A Las Vegas construction company that a state agency found underpaid workers on a bollards installation project on the Strip has been barred from public works contracts for three years.
Muller Construction must also provide more than $92,000 in back pay and $130,000 in penalties for failure to pay prevailing wage to 28 workers who were fabricating bollards in the company’s parking lot, according to a letter from the Nevada’s Office of the Labor Commissioner.
The decision, announced Thursday, contrasts with an audit performed by Clark County in early 2018 that concluded Muller Construction underpaid 14 workers by nearly $3,300, but overpaid 14 by close to $5,500.
In their findings, however, state auditors determined one worker for Muller Construction was owed more than $19,000, according to a copy of the audit obtained by the Review-Journal.
State auditors began the investigation into Muller Construction about a year ago after the Nevada Foundation for Fair Contracting, a nonprofit labor management watchdog that accused the company of underpaying workers, first lodged a complaint with the county. The foundation then argued the county’s subsequent audit into the matter had not been thorough enough.
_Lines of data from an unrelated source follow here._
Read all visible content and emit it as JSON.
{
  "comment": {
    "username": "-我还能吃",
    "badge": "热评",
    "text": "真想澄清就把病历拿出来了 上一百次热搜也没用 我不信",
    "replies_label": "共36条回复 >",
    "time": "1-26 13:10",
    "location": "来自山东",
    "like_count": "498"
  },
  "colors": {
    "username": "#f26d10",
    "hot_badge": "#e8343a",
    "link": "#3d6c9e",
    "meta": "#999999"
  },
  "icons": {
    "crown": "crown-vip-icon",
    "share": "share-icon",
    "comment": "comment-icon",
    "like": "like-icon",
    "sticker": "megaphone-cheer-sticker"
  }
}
Robert Kern, a lawyer representing the company, said he would appeal the labor commissioner’s decision, arguing that the agency’s conclusions were improper on at least two fronts. The commissioner didn’t hold a hearing to consider evidence over the disputed assertion that the company’s parking lot acted as a public works site — Kern said it didn’t — and the office missed a deadline for issuing a decision to overrule the county.
“It strikes me as irresponsible and unprofessional and I don’t know why they’re going this way,” Kern said. “This could very well destroy a company completely if it stands, and that’s not something you should do lightly, and certainly not something you should do without evidence.”
An email to the Office of the Labor Commissioner was not immediately returned Friday.
Muller Construction had been awarded a $5 million deal in June 2017 by the county commission to install hundreds of bollards along the Strip. Bollards are four-foot steel posts rooted into sidewalks to protect pedestrians from vehicles. They are anchored 15 to 18 inches beneath the ground by interconnected, steel frames. They are strong enough to stop a flatbed truck traveling 55 mph, county officials say.
Six months after the contract was awarded, the non-profit fair contracting foundation – a group whose officers are also leaders with a local laborers union – claimed workers were misclassified and not being paid for the construction trades they were performing, which would violate the state’s prevailing wage law.
In response, the county examined the company’s project payrolls and found that some workers were underpaid and others were overpaid. At the time, Kern pointed to an accidental misinterpretation of state administrative code to explain the error.
Muller Construction had completed 10 other county public works projects since 2015 without a prevailing wage violation, county spokeswoman Stacey Welling said.
Still, the county opted to re-bid the project and, in June, awarded Unicon LLC nearly $4 million to install about 600 more bollards. About 1,600 bollards in total have been installed on the Strip by the two contractors, county spokesman Erik Pappa said Friday.
No ulterior motives claimed
Tommy White, chairman of the Nevada Foundation for Fair Contracting and also an official with the Laborers Local 872 union, said he believed the union has a contract with Unicon LLC. It did not with Muller Construction, though he denied those relationships motivated the foundation’s complaints.
“We believe what it does is, it keeps contractors honest,” White said about the labor commissioner’s decision. “It’s not about going after non-union contractors or union contractors; it’s about contractors using taxpayer dollars to do work in our county (and) keeping them honest.”
Muller Construction, however, has accused the union of defamation in state court, saying the allegations about underpaid workers was an effort to stir negativity about the company in the eyes of the public.
The lawsuit remains unresolved and on April 1, the company filed a demand for a jury trial, court records show.
Kern acknowledged Friday, however, that the labor commissioner’s ruling “will be devastating to our case.”